[Stephen Gibson reviews the trip to Great Dunmow below.]

When our tours were over we took coach for the Imperial War Museum at Duxford and made our individual ways to lunch and round the artefacts which as always were well demonstrated and described.  There is a new Army vehicle hall for those for whom aircraft are not enough, and some flying going on to add a touch of authenticity to the static exhibits. Members filtered back to Downing by a variety of transports to tea and biscuits in the Howard building before the Annual General Meeting.

After the A.G.M., the day was rounded off by a Gala Dinner in Hall and general chat, relaxation, and dare one say, more drinking in the Howard Building.

Sunday morning was devoted to a tour of Newmarket its environs and the National Racing School and even a visit to some horses.  To most of us this was an eye opener.  Newmarket is a self sufficient, in parts extremely affluent, apparently a self (the Jockey Club) governing community.  We started with coffee at the National Racing School, a new building with every modern teaching aid.  It trains Jockeys rather than horses, getting successful students a NVQ.  They are therefore financeable by local authorities.  The course covers all aspects of horse management so that even if graduates fail to ride a Grand National winner, they have a chance of finding work somewhere in the industry – for let there be no doubt a massive industry it is.  Our two guides, sisters with an encyclopaedic knowledge of that industry, used the lecture theatre to brief us and then gave a running commentary on the sights, sounds and even the private lives of some of the personalities of the district.  Being a Sunday there was little horse training activity but at one point we saw hare coursing in full cry(another example of self-governance?). The visit was rounded off with an excellent roast lunch at the National Racing School after which we returned to Downing, dropping air borne members off at Marshall’s (airfield) on the way.

Andrew Clymo

Great Dunmow trip

P & A Wood, welcomed BMPA members, family and friends with coffee in a well appointed waiting area with magazines, prints and pictures of Old Rolls Royce and Bentley cars.  Attention to comfort and no-expense-spared detail was evident throughout our trip.  Our knowledgeable and enthusiastic host, one of the two founder/owner brothers, let slip that to achieve all the space, workshops and showroom which so amazed us had involved selling a much loved aircraft at one stage, to fund this expansion of the first love; the restoration of older and Vintage Rolls Royce cars.

We saw and discussed in intimate detail restoration at all stages, from metal and wooden chassis and bodywork components, beautiful paintwork and upholstery to finished unique cars.  The time, care, skill and experience involved were immense and impressive.  I would have no hesitation in turning to the Woods if ever I had a Rolls or Bentley needing care, and indeed at the end of our trip we were amazed and even tempted by the surprisingly manageable price of some of the more modern used cars (explained by the running and service costs thereafter perhaps). However there were also unique exemplars of the earliest and rarest cars where working in medicine or surgery would never of itself pay well enough, even were they to be for sale.  Some cars had come across the world to be worked on.

I recall one amazing hangar sized room full of perhaps 40 very special cars.

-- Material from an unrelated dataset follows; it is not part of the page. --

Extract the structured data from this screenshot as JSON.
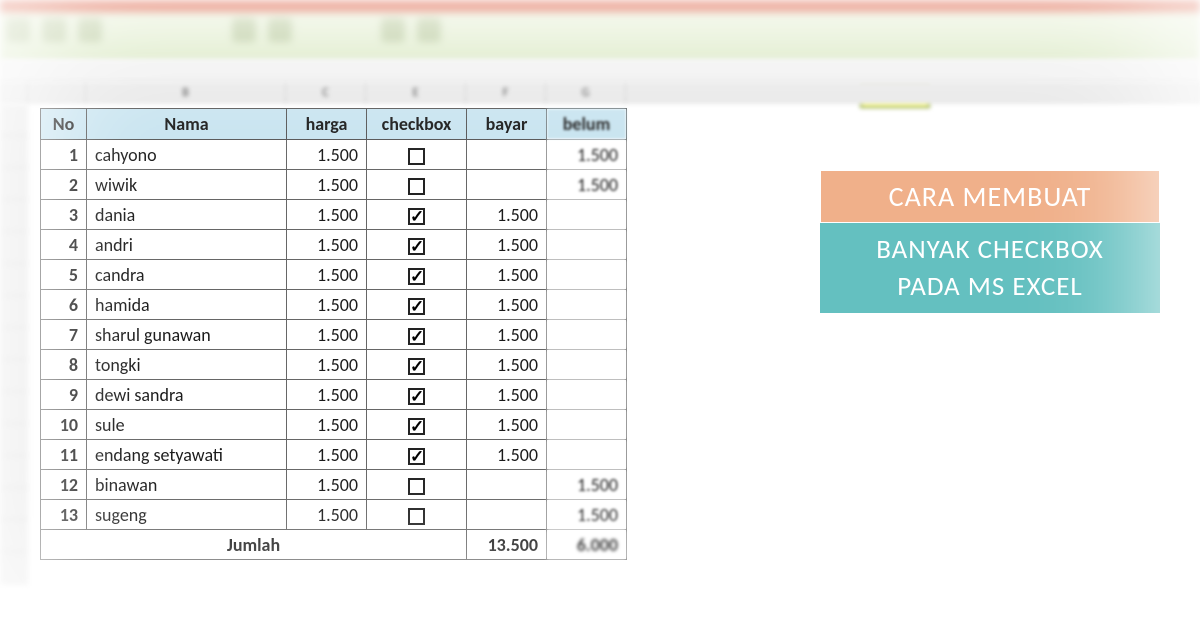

Restorations could take years, with archival research leading to individually made parts often followed by special testing and adjustment apparatus, for example for the shock absorbers and springs.  The greatest affection was for the older cars, when the RR lead over the rest of the automotive world was least challenged, but we saw the very latest also.  RR Merlin Aero engine restoration/rebuilding was also in progress.

My two regrets are that we did not have had longer there, and that we were not able to welcome our host to join us at the BMPA gala Dinner later.

Stephen Gibson